◆ **WORK INSTRUCTION**
Show the lines below where "fire" occurs.

◆ **RECORDS FOR THE EXERCISE**

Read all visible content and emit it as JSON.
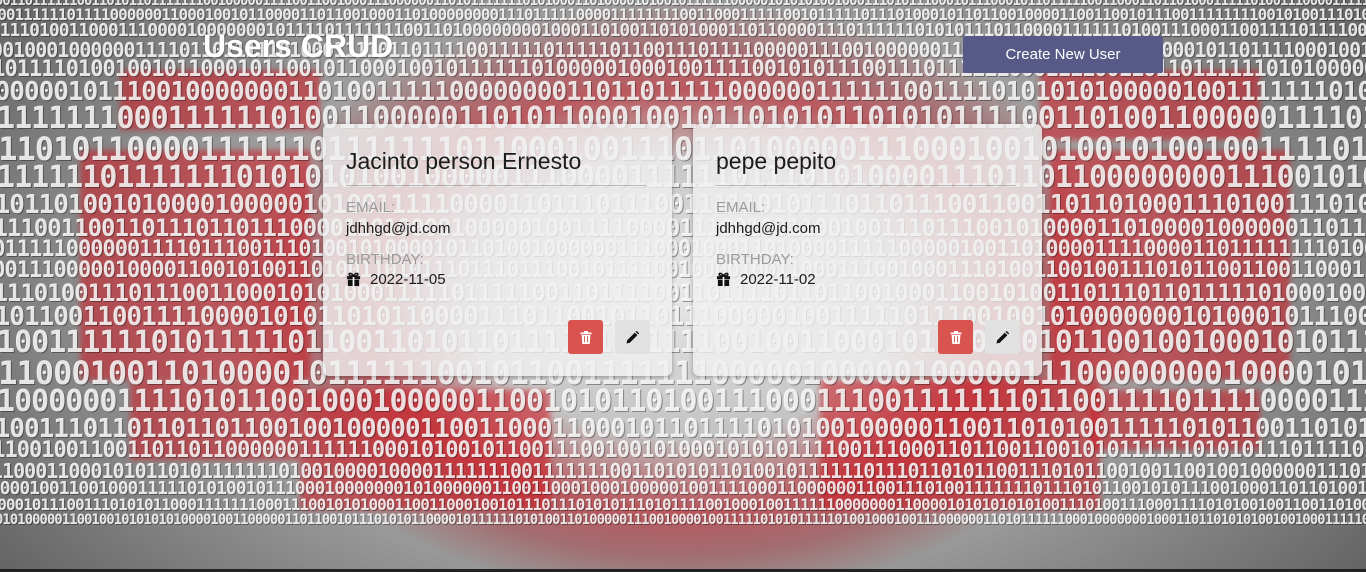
{
  "header": {
    "title": "Users CRUD",
    "create_button_label": "Create New User"
  },
  "labels": {
    "email": "EMAIL:",
    "birthday": "BIRTHDAY:"
  },
  "users": [
    {
      "name": "Jacinto person Ernesto",
      "email": "jdhhgd@jd.com",
      "birthday": "2022-11-05"
    },
    {
      "name": "pepe pepito",
      "email": "jdhhgd@jd.com",
      "birthday": "2022-11-02"
    }
  ],
  "icons": {
    "birthday": "gift-icon",
    "delete": "trash-icon",
    "edit": "pencil-icon"
  },
  "colors": {
    "create_button": "#575a86",
    "delete_button": "#d9534f",
    "edit_button": "#e1e1e1",
    "card_background": "rgba(240,240,240,0.80)"
  }
}
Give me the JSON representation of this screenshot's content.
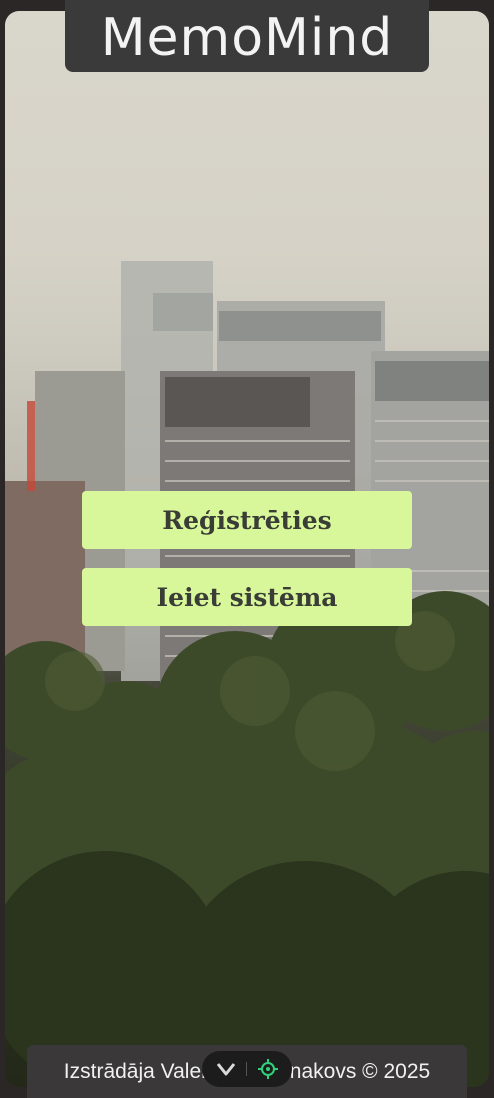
{
  "app": {
    "title": "MemoMind"
  },
  "actions": {
    "register_label": "Reģistrēties",
    "login_label": "Ieiet sistēma"
  },
  "footer": {
    "text": "Izstrādāja Valerijs Romanakovs © 2025"
  },
  "overlay": {
    "icons": [
      "chevron-down-icon",
      "crosshair-icon"
    ]
  },
  "colors": {
    "button_bg": "#d8f79a",
    "button_text": "#3a3d35",
    "title_bg": "#3b3a3b",
    "footer_bg": "#3a3838",
    "crosshair_accent": "#2fd17a"
  }
}
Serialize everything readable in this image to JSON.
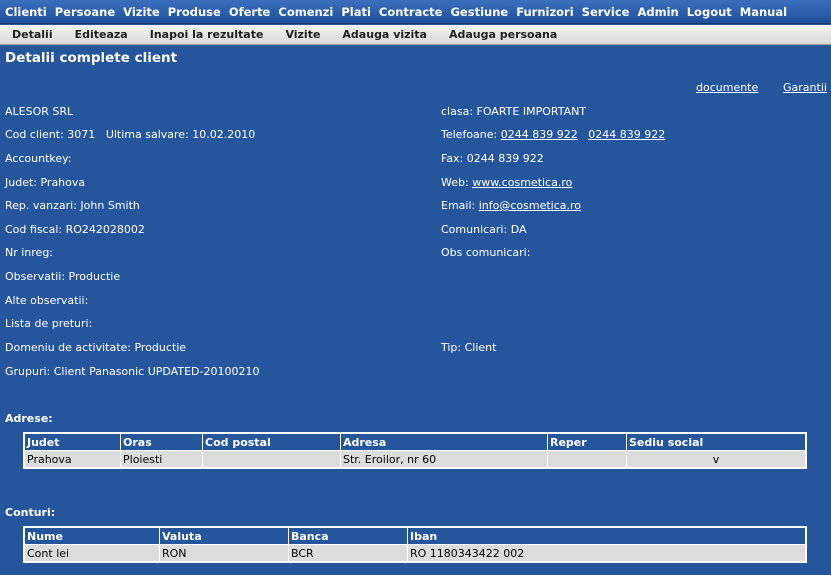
{
  "menu": [
    "Clienti",
    "Persoane",
    "Vizite",
    "Produse",
    "Oferte",
    "Comenzi",
    "Plati",
    "Contracte",
    "Gestiune",
    "Furnizori",
    "Service",
    "Admin",
    "Logout",
    "Manual"
  ],
  "submenu": [
    "Detalii",
    "Editeaza",
    "Inapoi la rezultate",
    "Vizite",
    "Adauga vizita",
    "Adauga persoana"
  ],
  "page_title": "Detalii complete client",
  "top_links": {
    "documente": "documente",
    "garantii": "Garantii"
  },
  "client": {
    "name": "ALESOR SRL",
    "cod_client": "Cod client: 3071",
    "ultima_salvare": "Ultima salvare: 10.02.2010",
    "accountkey": "Accountkey:",
    "judet": "Judet: Prahova",
    "rep_vanzari": "Rep. vanzari: John Smith",
    "cod_fiscal": "Cod fiscal: RO242028002",
    "nr_inreg": "Nr inreg:",
    "observatii": "Observatii: Productie",
    "alte_observatii": "Alte observatii:",
    "lista_preturi": "Lista de preturi:",
    "domeniu": "Domeniu de activitate: Productie",
    "grupuri": "Grupuri: Client Panasonic  UPDATED-20100210",
    "clasa": "clasa: FOARTE IMPORTANT",
    "telefoane_label": "Telefoane:",
    "telefon1": "0244 839 922",
    "telefon2": "0244 839 922",
    "fax": "Fax: 0244 839 922",
    "web_label": "Web:",
    "web": "www.cosmetica.ro",
    "email_label": "Email:",
    "email": "info@cosmetica.ro",
    "comunicari": "Comunicari: DA",
    "obs_comunicari": "Obs comunicari:",
    "tip": "Tip: Client"
  },
  "adrese": {
    "title": "Adrese:",
    "headers": [
      "Judet",
      "Oras",
      "Cod postal",
      "Adresa",
      "Reper",
      "Sediu social"
    ],
    "rows": [
      [
        "Prahova",
        "Ploiesti",
        "",
        "Str. Eroilor, nr 60",
        "",
        "v"
      ]
    ]
  },
  "conturi": {
    "title": "Conturi:",
    "headers": [
      "Nume",
      "Valuta",
      "Banca",
      "Iban"
    ],
    "rows": [
      [
        "Cont lei",
        "RON",
        "BCR",
        "RO 1180343422 002"
      ]
    ]
  }
}
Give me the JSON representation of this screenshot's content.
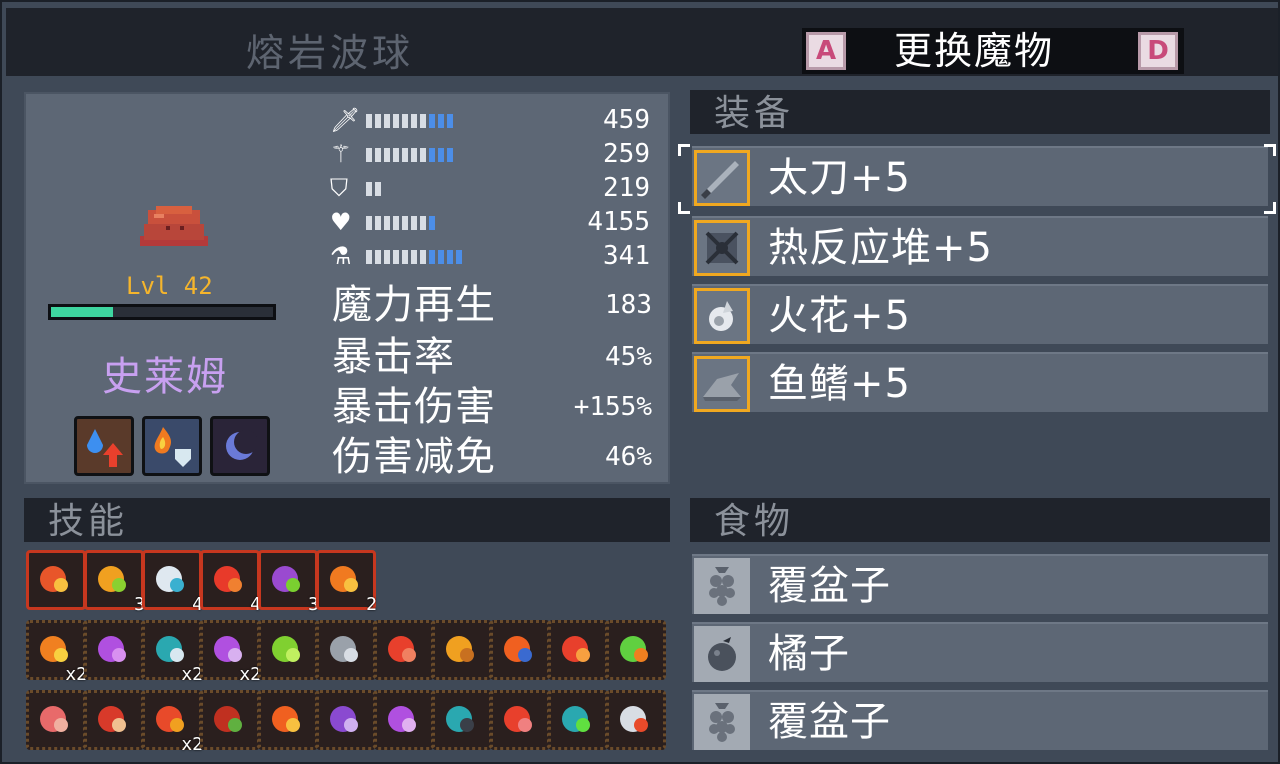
{
  "header": {
    "title": "熔岩波球",
    "swap_label": "更换魔物",
    "key_prev": "A",
    "key_next": "D"
  },
  "monster": {
    "level": "Lvl 42",
    "name": "史莱姆",
    "xp_fraction": 0.28
  },
  "stats": {
    "attack": "459",
    "magic": "259",
    "defense": "219",
    "health": "4155",
    "mana": "341"
  },
  "derived": [
    {
      "label": "魔力再生",
      "value": "183"
    },
    {
      "label": "暴击率",
      "value": "45%"
    },
    {
      "label": "暴击伤害",
      "value": "+155%"
    },
    {
      "label": "伤害减免",
      "value": "46%"
    }
  ],
  "sections": {
    "equipment": "装备",
    "skills": "技能",
    "food": "食物"
  },
  "equipment": [
    {
      "label": "太刀+5",
      "icon": "katana-icon"
    },
    {
      "label": "热反应堆+5",
      "icon": "reactor-icon"
    },
    {
      "label": "火花+5",
      "icon": "spark-icon"
    },
    {
      "label": "鱼鳍+5",
      "icon": "fin-icon"
    }
  ],
  "food": [
    {
      "label": "覆盆子",
      "icon": "raspberry-icon"
    },
    {
      "label": "橘子",
      "icon": "orange-icon"
    },
    {
      "label": "覆盆子",
      "icon": "raspberry-icon"
    }
  ],
  "skills_top": [
    {
      "icon": "lava-shield-icon",
      "count": ""
    },
    {
      "icon": "fire-heart-icon",
      "count": "3"
    },
    {
      "icon": "wave-icon",
      "count": "4"
    },
    {
      "icon": "fire-drops-icon",
      "count": "4"
    },
    {
      "icon": "poison-flask-icon",
      "count": "3"
    },
    {
      "icon": "fire-claw-icon",
      "count": "2"
    }
  ],
  "skills_mid": [
    {
      "icon": "fire-spark-icon",
      "count": "x2"
    },
    {
      "icon": "heart-icon",
      "count": ""
    },
    {
      "icon": "shield-orb-icon",
      "count": "x2"
    },
    {
      "icon": "mana-flask-icon",
      "count": "x2"
    },
    {
      "icon": "green-staff-icon",
      "count": ""
    },
    {
      "icon": "sword-skull-icon",
      "count": ""
    },
    {
      "icon": "strength-icon",
      "count": ""
    },
    {
      "icon": "crosshair-icon",
      "count": ""
    },
    {
      "icon": "flame-sword-icon",
      "count": ""
    },
    {
      "icon": "fire-figure-icon",
      "count": ""
    },
    {
      "icon": "green-flame-icon",
      "count": ""
    }
  ],
  "skills_bot": [
    {
      "icon": "claw-icon",
      "count": ""
    },
    {
      "icon": "redhead-icon",
      "count": ""
    },
    {
      "icon": "target-icon",
      "count": "x2"
    },
    {
      "icon": "potion-icon",
      "count": ""
    },
    {
      "icon": "double-fire-icon",
      "count": ""
    },
    {
      "icon": "rune-icon",
      "count": ""
    },
    {
      "icon": "mana-up-icon",
      "count": ""
    },
    {
      "icon": "hammer-icon",
      "count": ""
    },
    {
      "icon": "red-gem-icon",
      "count": ""
    },
    {
      "icon": "ring-icon",
      "count": ""
    },
    {
      "icon": "shield-icon",
      "count": ""
    }
  ],
  "colors": {
    "accent_gold": "#f0a820",
    "panel": "#5d6775",
    "name_purple": "#c8a0f0",
    "level_gold": "#f5b52c",
    "xp_green": "#3ed6a0"
  }
}
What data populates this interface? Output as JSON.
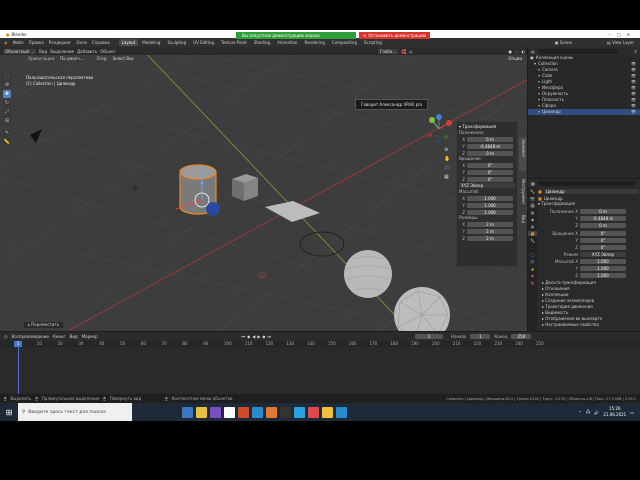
{
  "notification": {
    "message": "Вы запустили демонстрацию экрана",
    "stop_label": "Остановить демонстрацию",
    "colors": {
      "green": "#2e9e3a",
      "red": "#d8322d"
    }
  },
  "window": {
    "title": "Blender"
  },
  "menu": {
    "items": [
      "Файл",
      "Правка",
      "Рендеринг",
      "Окно",
      "Справка"
    ],
    "workspaces": [
      "Layout",
      "Modeling",
      "Sculpting",
      "UV Editing",
      "Texture Paint",
      "Shading",
      "Animation",
      "Rendering",
      "Compositing",
      "Scripting"
    ],
    "active_workspace": "Layout",
    "scene_label": "Scene",
    "view_layer_label": "View Layer"
  },
  "viewport_header": {
    "mode": "Объектный ...",
    "view": "Вид",
    "select": "Выделение",
    "add": "Добавить",
    "object": "Объект",
    "orientation": "Ориентация:",
    "orientation_value": "По умолч...",
    "drag": "Drag:",
    "drag_value": "Select Box",
    "global": "Глоба...",
    "options": "Опции"
  },
  "viewport_info": {
    "line1": "Пользовательская перспектива",
    "line2": "(1) Collection | Цилиндр"
  },
  "tooltip": "Говорит Александр VRAR pro",
  "n_panel": {
    "section": "Трансформация",
    "location_label": "Положение:",
    "location": [
      [
        "X",
        "0 m"
      ],
      [
        "Y",
        "-6.4848 m"
      ],
      [
        "Z",
        "0 m"
      ]
    ],
    "rotation_label": "Вращение:",
    "rotation": [
      [
        "X",
        "0°"
      ],
      [
        "Y",
        "0°"
      ],
      [
        "Z",
        "0°"
      ]
    ],
    "rotation_mode": "XYZ Эйлер",
    "scale_label": "Масштаб:",
    "scale": [
      [
        "X",
        "1.000"
      ],
      [
        "Y",
        "1.000"
      ],
      [
        "Z",
        "1.000"
      ]
    ],
    "dimensions_label": "Размеры:",
    "dimensions": [
      [
        "X",
        "2 m"
      ],
      [
        "Y",
        "2 m"
      ],
      [
        "Z",
        "2 m"
      ]
    ],
    "tabs": [
      "Элемент",
      "Инструмент",
      "Вид"
    ]
  },
  "outliner": {
    "scene_collection": "Коллекция сцены",
    "items": [
      {
        "name": "Collection",
        "color": "#d0d0d0",
        "selected": false
      },
      {
        "name": "Camera",
        "color": "#8fbf6f",
        "selected": false
      },
      {
        "name": "Cube",
        "color": "#e0a050",
        "selected": false
      },
      {
        "name": "Light",
        "color": "#8fbf6f",
        "selected": false
      },
      {
        "name": "Икосфера",
        "color": "#e0a050",
        "selected": false
      },
      {
        "name": "Окружность",
        "color": "#e0a050",
        "selected": false
      },
      {
        "name": "Плоскость",
        "color": "#e0a050",
        "selected": false
      },
      {
        "name": "Сфера",
        "color": "#e0a050",
        "selected": false
      },
      {
        "name": "Цилиндр",
        "color": "#e0a050",
        "selected": true
      }
    ]
  },
  "properties": {
    "object_name": "Цилиндр",
    "subheader": "Цилиндр",
    "transform_section": "Трансформация",
    "location_label": "Положение X",
    "location": [
      [
        "",
        "0 m"
      ],
      [
        "Y",
        "-6.4848 m"
      ],
      [
        "Z",
        "0 m"
      ]
    ],
    "rotation_label": "Вращение X",
    "rotation": [
      [
        "",
        "0°"
      ],
      [
        "Y",
        "0°"
      ],
      [
        "Z",
        "0°"
      ]
    ],
    "mode_label": "Режим",
    "mode_value": "XYZ Эйлер",
    "scale_label": "Масштаб X",
    "scale": [
      [
        "",
        "1.000"
      ],
      [
        "Y",
        "1.000"
      ],
      [
        "Z",
        "1.000"
      ]
    ],
    "sections": [
      "Дельта-трансформация",
      "Отношения",
      "Коллекции",
      "Создание экземпляров",
      "Траектория движения",
      "Видимость",
      "Отображение во вьюпорте",
      "Настраиваемые свойства"
    ]
  },
  "footer_popup": "Переместить",
  "timeline": {
    "playback": "Воспроизведение",
    "keying": "Кеинг",
    "view": "Вид",
    "marker": "Маркер",
    "current_frame": "1",
    "start_label": "Начало",
    "start_value": "1",
    "end_label": "Конец",
    "end_value": "250",
    "ticks": [
      "0",
      "10",
      "20",
      "30",
      "40",
      "50",
      "60",
      "70",
      "80",
      "90",
      "100",
      "110",
      "120",
      "130",
      "140",
      "150",
      "160",
      "170",
      "180",
      "190",
      "200",
      "210",
      "220",
      "230",
      "240",
      "250"
    ]
  },
  "status_bar": {
    "left1": "Выделить",
    "left2": "Прямоугольное выделение",
    "left3": "Повернуть вид",
    "middle": "Контекстное меню объектов",
    "right": "Collection | Цилиндр | Вершины:8/12 | Грани:1/102 | Треуг.:1/170 | Объекты:1/8 | Пам.: 27.5 MiB | 2.93.1"
  },
  "taskbar": {
    "search_placeholder": "Введите здесь текст для поиска",
    "time": "15:26",
    "date": "21.06.2021",
    "icon_colors": [
      "#3a78c2",
      "#e8c040",
      "#7a4fc0",
      "#ffffff",
      "#d04a2a",
      "#2a8ad0",
      "#e07a30",
      "#333333",
      "#2aa0e0",
      "#e04a4a",
      "#f0c040",
      "#2a8ad0"
    ]
  }
}
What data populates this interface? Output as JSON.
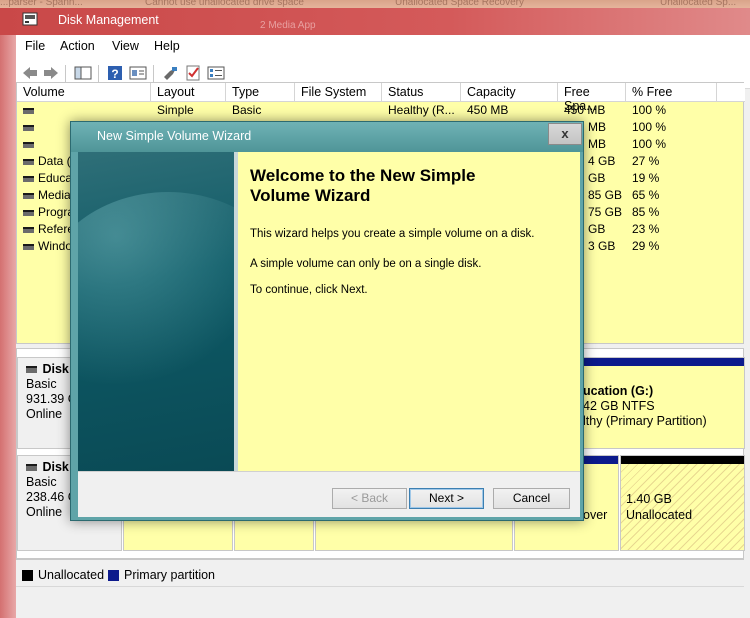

◆ **YOUR SOLUTION**
      "icon": "fire-heart-icon",
      "icon": "fire-drops-icon",
      "icon": "fire-claw-icon",
      "icon": "fire-spark-icon",
      "icon": "fire-figure-icon",
      "icon": "double-fire-icon",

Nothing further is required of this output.